(Items from an interface collection)
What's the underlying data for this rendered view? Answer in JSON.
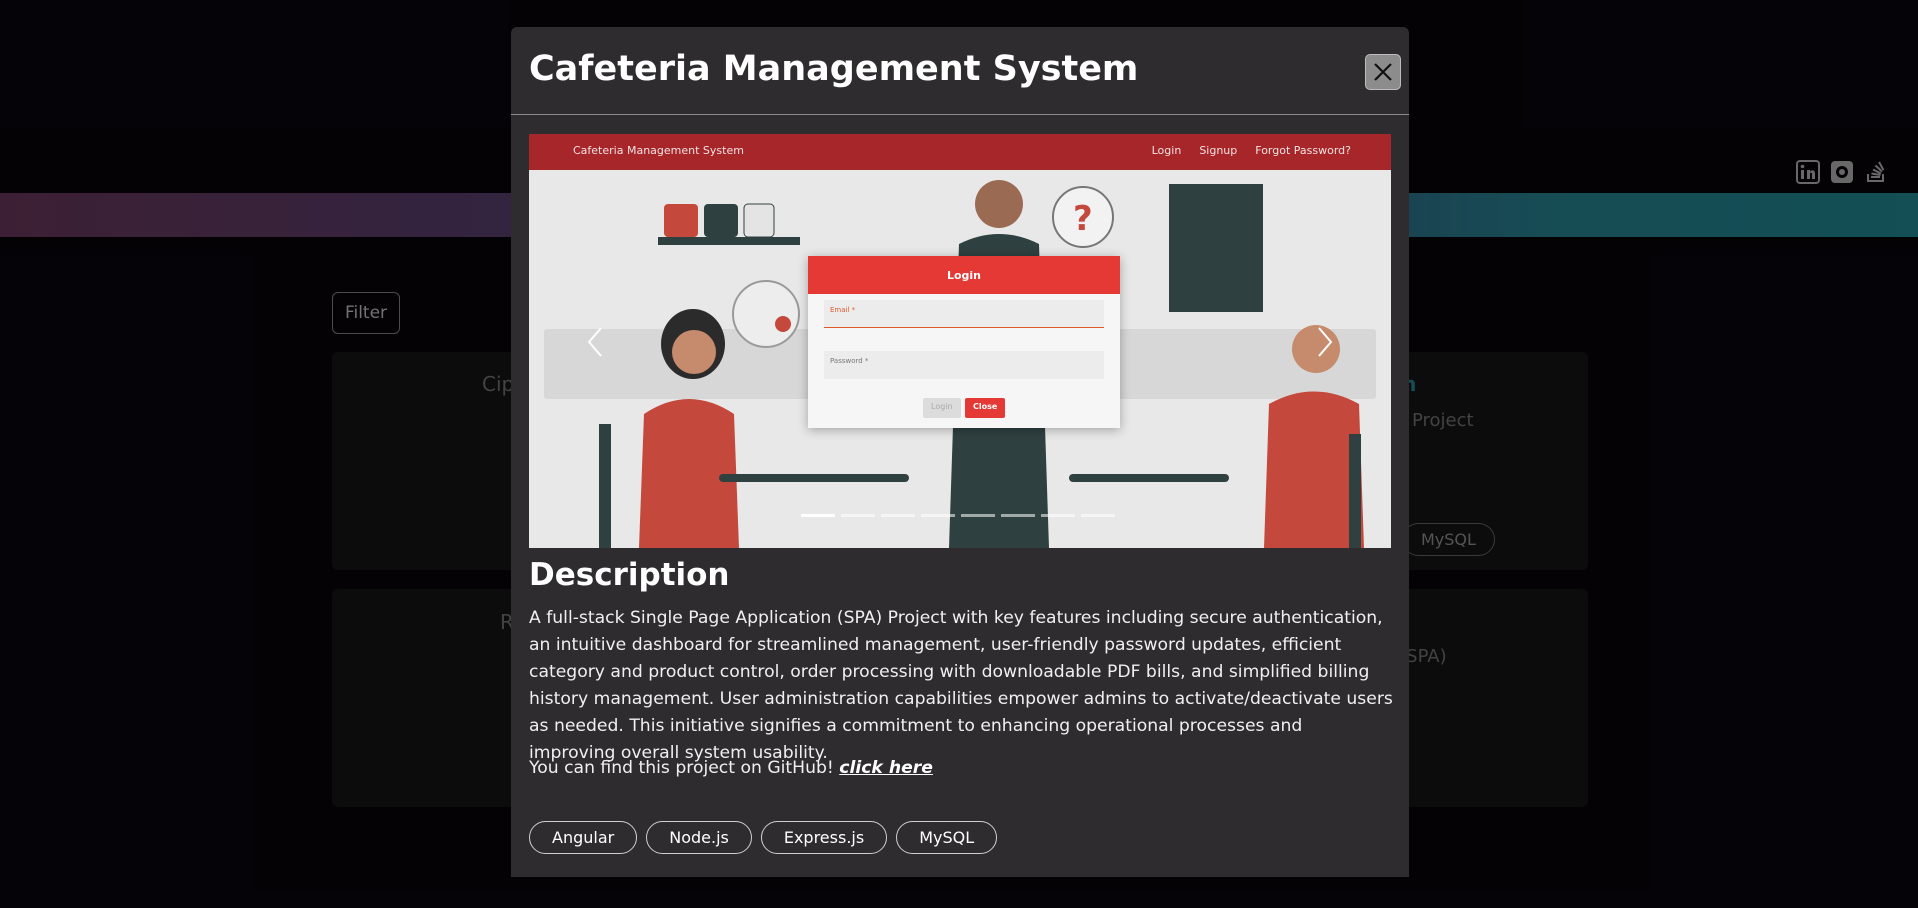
{
  "background": {
    "filter_label": "Filter",
    "card1_left_text": "Cip",
    "card1_right_title": "em",
    "card1_right_sub": "Project",
    "card1_tag": "MySQL",
    "card2_left_text": "R",
    "card2_right_sub": "n (SPA)",
    "social": [
      "linkedin-icon",
      "github-icon",
      "stackoverflow-icon"
    ]
  },
  "modal": {
    "title": "Cafeteria Management System",
    "screenshot": {
      "brand": "Cafeteria Management System",
      "nav": [
        "Login",
        "Signup",
        "Forgot Password?"
      ],
      "dialog_title": "Login",
      "email_placeholder": "Email *",
      "password_placeholder": "Password *",
      "login_btn": "Login",
      "close_btn": "Close",
      "indicator_count": 8,
      "active_indicator": 1
    },
    "description_heading": "Description",
    "description": "A full-stack Single Page Application (SPA) Project with key features including secure authentication, an intuitive dashboard for streamlined management, user-friendly password updates, efficient category and product control, order processing with downloadable PDF bills, and simplified billing history management. User administration capabilities empower admins to activate/deactivate users as needed. This initiative signifies a commitment to enhancing operational processes and improving overall system usability.",
    "github_prefix": "You can find this project on GitHub!",
    "github_link": "click here",
    "tags": [
      "Angular",
      "Node.js",
      "Express.js",
      "MySQL"
    ]
  },
  "colors": {
    "modal_bg": "#2e2c2f",
    "header_red": "#a6262a",
    "accent_red": "#e53935"
  }
}
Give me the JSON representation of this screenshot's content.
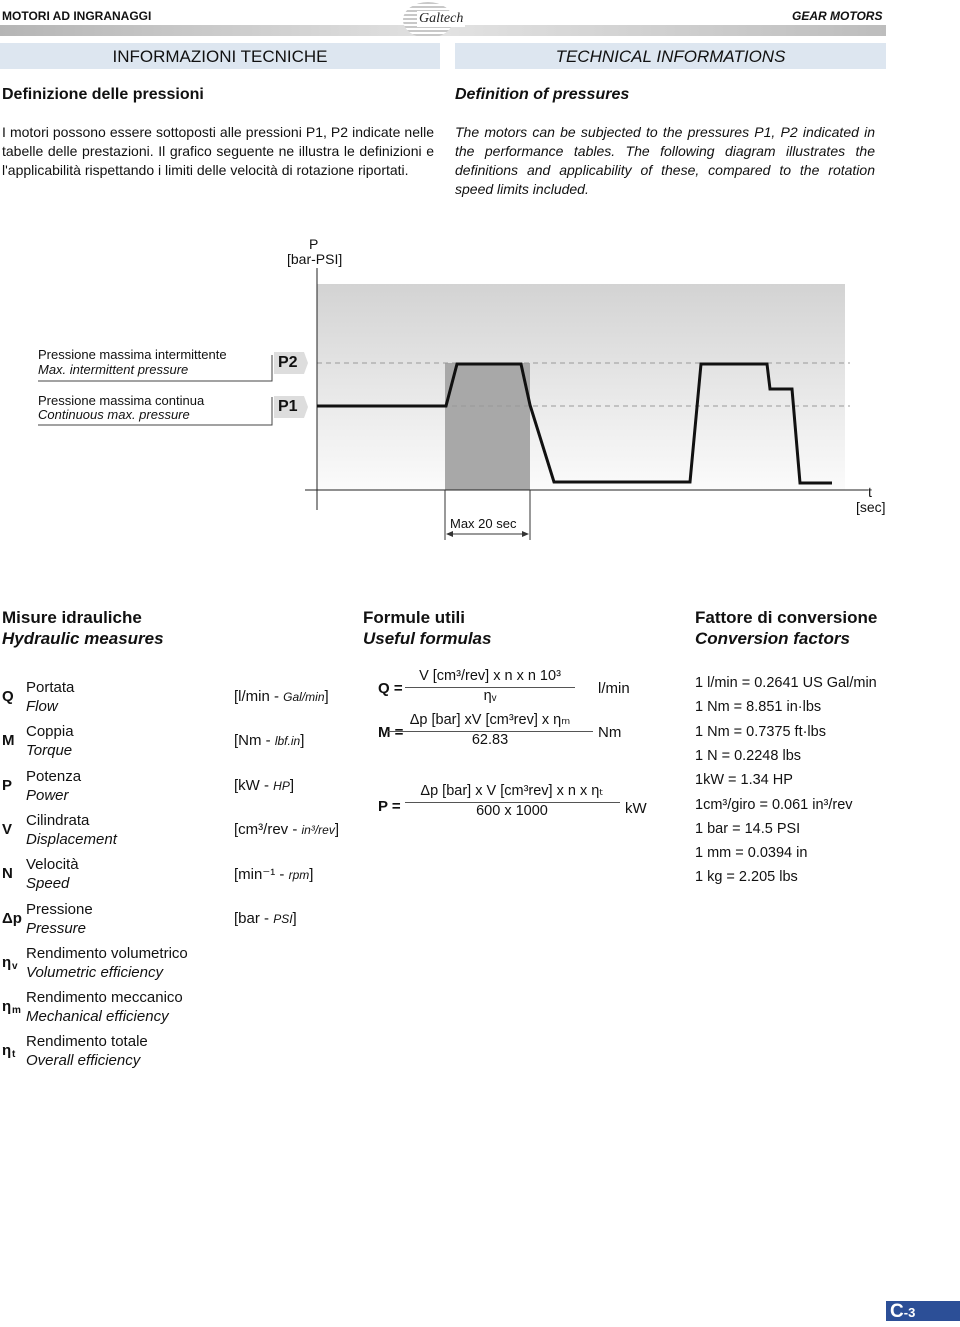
{
  "header": {
    "left": "MOTORI AD INGRANAGGI",
    "right": "GEAR MOTORS",
    "logo": "Galtech"
  },
  "it": {
    "band": "INFORMAZIONI TECNICHE",
    "title": "Definizione delle pressioni",
    "body": "I motori possono essere sottoposti alle pressioni P1, P2 indicate nelle tabelle delle prestazioni. Il grafico seguente ne illustra le definizioni e l'applicabilità rispettando i limiti delle velocità di rotazione riportati."
  },
  "en": {
    "band": "TECHNICAL INFORMATIONS",
    "title": "Definition of pressures",
    "body": "The motors can be subjected to the pressures P1, P2 indicated in the performance tables. The following diagram illustrates the definitions and applicability of these, compared to the rotation speed limits included."
  },
  "diagram": {
    "y_label": "P",
    "y_unit": "[bar-PSI]",
    "x_label": "t",
    "x_unit": "[sec]",
    "p2": "P2",
    "p1": "P1",
    "p2_it": "Pressione massima intermittente",
    "p2_en": "Max. intermittent pressure",
    "p1_it": "Pressione massima continua",
    "p1_en": "Continuous max. pressure",
    "window": "Max 20 sec"
  },
  "sections": {
    "measures_it": "Misure idrauliche",
    "measures_en": "Hydraulic measures",
    "formulas_it": "Formule utili",
    "formulas_en": "Useful formulas",
    "conv_it": "Fattore di conversione",
    "conv_en": "Conversion factors"
  },
  "measures": [
    {
      "sym": "Q",
      "sub": "",
      "it": "Portata",
      "en": "Flow",
      "unit": "[l/min - ",
      "alt": "Gal/min",
      "end": "]"
    },
    {
      "sym": "M",
      "sub": "",
      "it": "Coppia",
      "en": "Torque",
      "unit": "[Nm - ",
      "alt": "lbf.in",
      "end": "]"
    },
    {
      "sym": "P",
      "sub": "",
      "it": "Potenza",
      "en": "Power",
      "unit": "[kW - ",
      "alt": "HP",
      "end": "]"
    },
    {
      "sym": "V",
      "sub": "",
      "it": "Cilindrata",
      "en": "Displacement",
      "unit": "[cm³/rev - ",
      "alt": "in³/rev",
      "end": "]"
    },
    {
      "sym": "N",
      "sub": "",
      "it": "Velocità",
      "en": "Speed",
      "unit": "[min⁻¹ - ",
      "alt": "rpm",
      "end": "]"
    },
    {
      "sym": "Δp",
      "sub": "",
      "it": "Pressione",
      "en": "Pressure",
      "unit": "[bar - ",
      "alt": "PSI",
      "end": "]"
    },
    {
      "sym": "η",
      "sub": "v",
      "it": "Rendimento volumetrico",
      "en": "Volumetric efficiency"
    },
    {
      "sym": "η",
      "sub": "m",
      "it": "Rendimento meccanico",
      "en": "Mechanical efficiency"
    },
    {
      "sym": "η",
      "sub": "t",
      "it": "Rendimento totale",
      "en": "Overall efficiency"
    }
  ],
  "formulas": [
    {
      "lhs": "Q =",
      "num": "V [cm³/rev] x n x n 10³",
      "den": "ηᵥ",
      "unit": "l/min"
    },
    {
      "lhs": "M =",
      "num": "Δp [bar] xV [cm³rev] x ηₘ",
      "den": "62.83",
      "unit": "Nm"
    },
    {
      "lhs": "P =",
      "num": "Δp [bar] x V [cm³rev] x n x ηₜ",
      "den": "600 x 1000",
      "unit": "kW"
    }
  ],
  "conversions": [
    "1 l/min = 0.2641 US Gal/min",
    "1 Nm = 8.851 in·lbs",
    "1 Nm = 0.7375 ft·lbs",
    "1 N = 0.2248 lbs",
    "1kW = 1.34 HP",
    "1cm³/giro = 0.061 in³/rev",
    "1 bar = 14.5 PSI",
    "1 mm = 0.0394 in",
    "1 kg = 2.205 lbs"
  ],
  "page": {
    "letter": "C",
    "num": "-3",
    "color": "#2c4f97"
  }
}
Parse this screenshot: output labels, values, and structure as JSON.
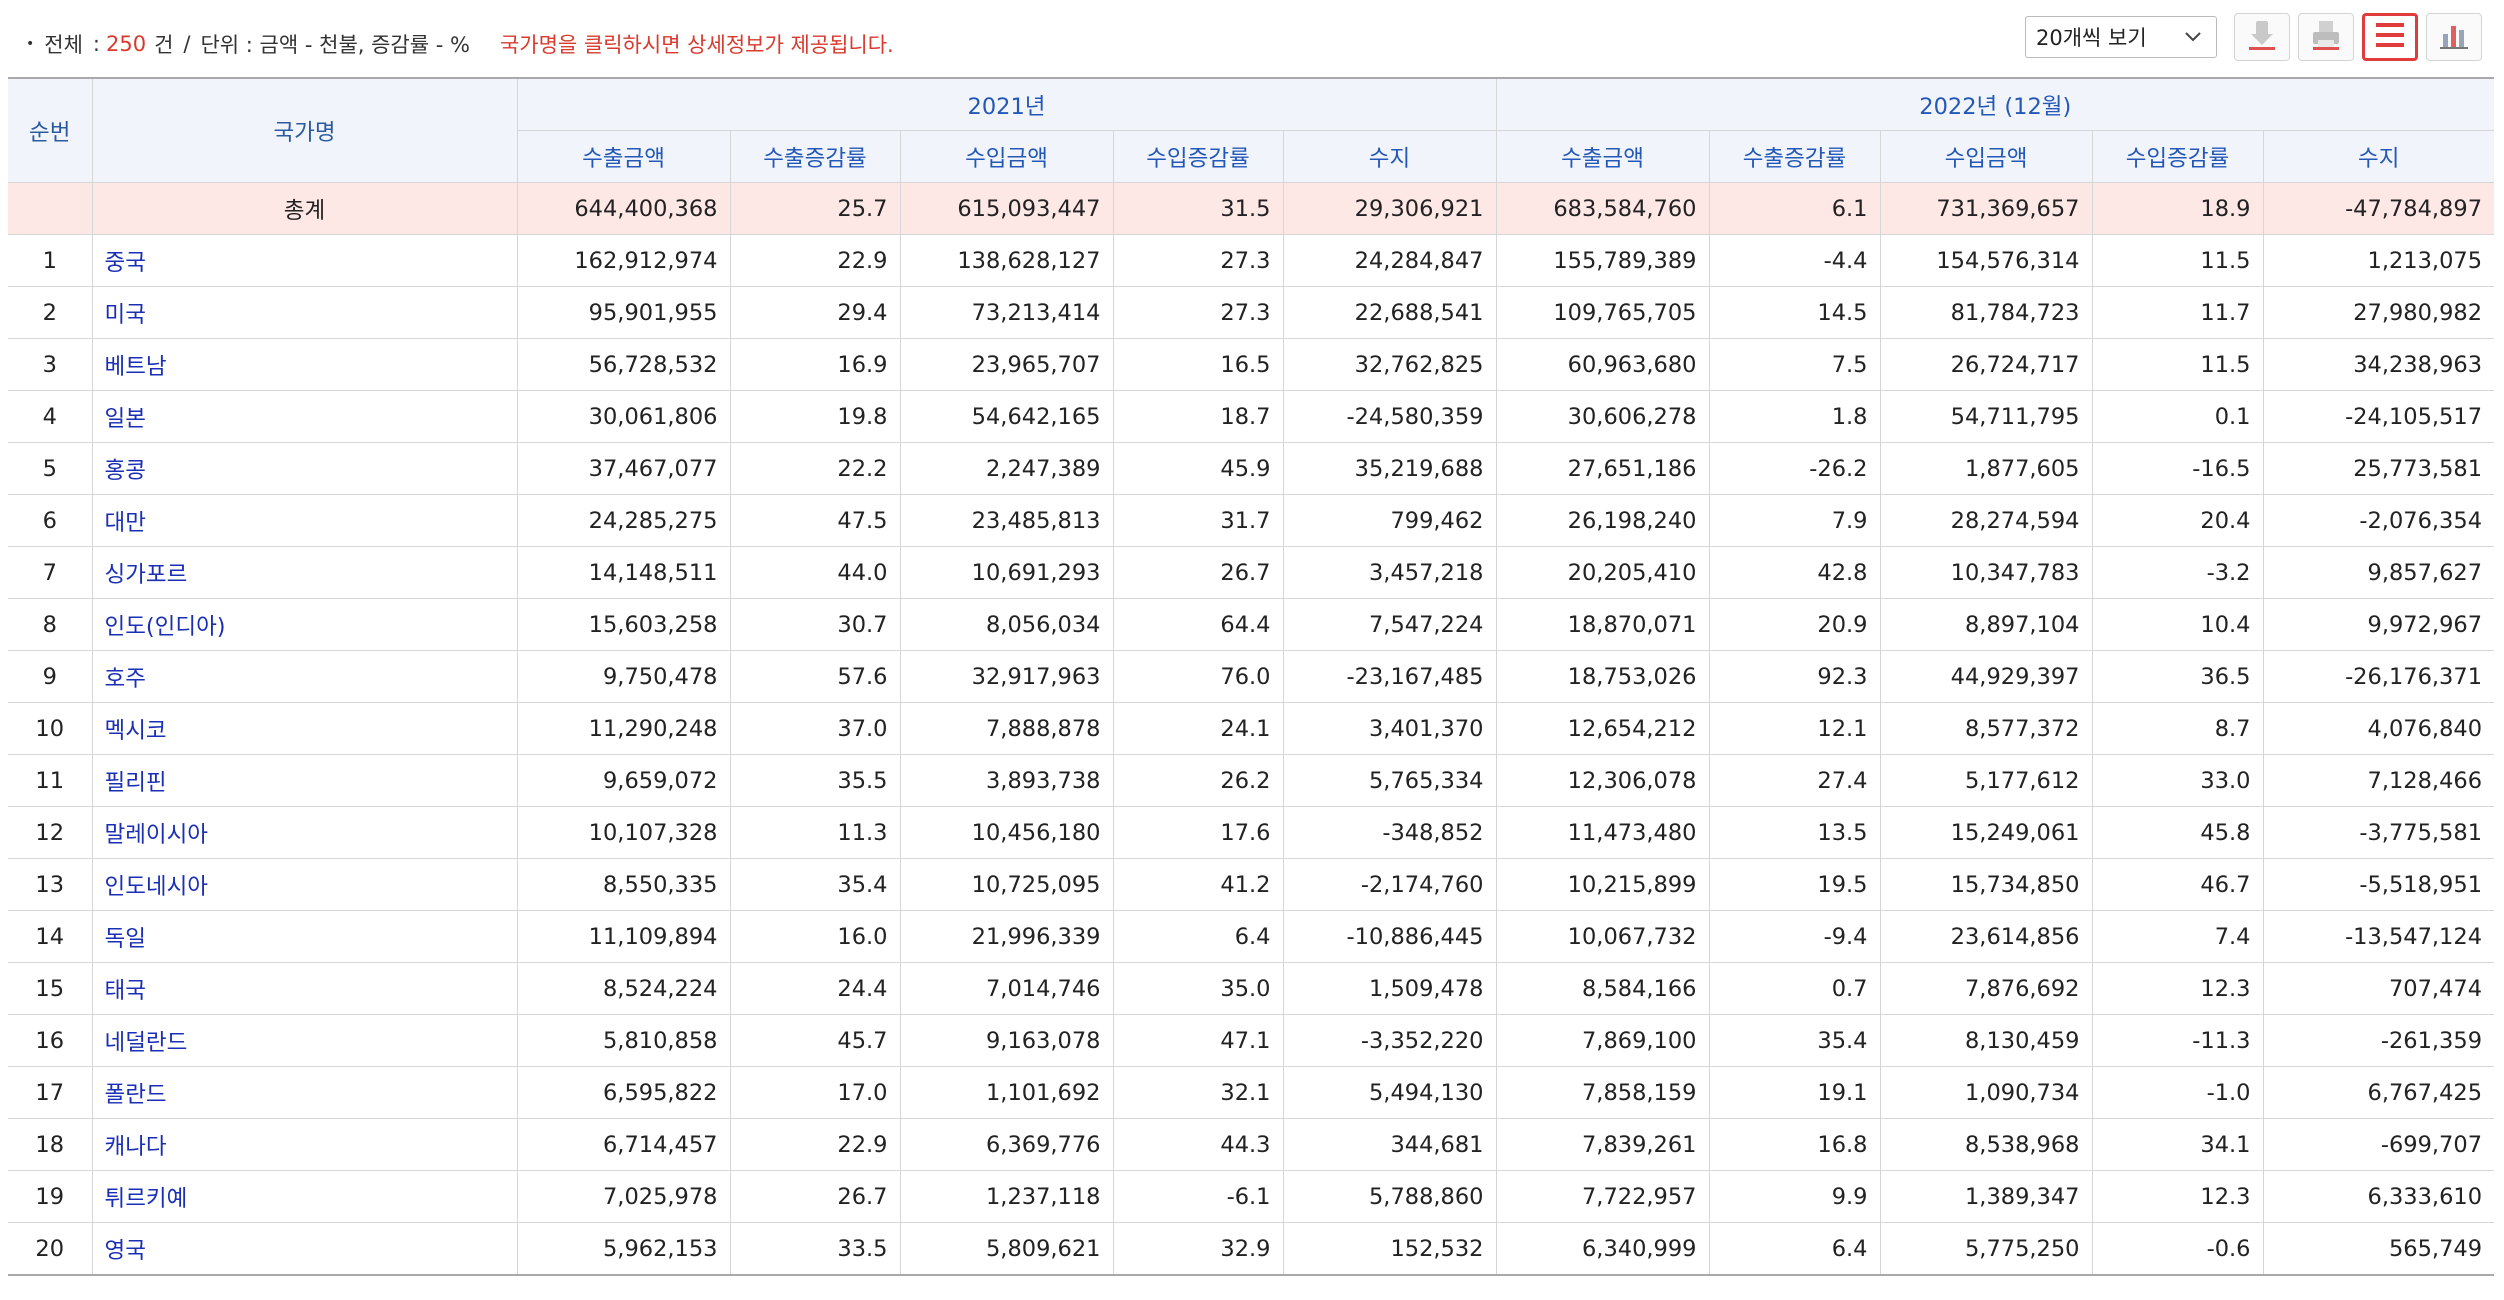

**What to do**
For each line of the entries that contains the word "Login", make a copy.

**Output for this exercise**
        "Login",
      "dialog_title": "Login",
      "login_btn": "Login",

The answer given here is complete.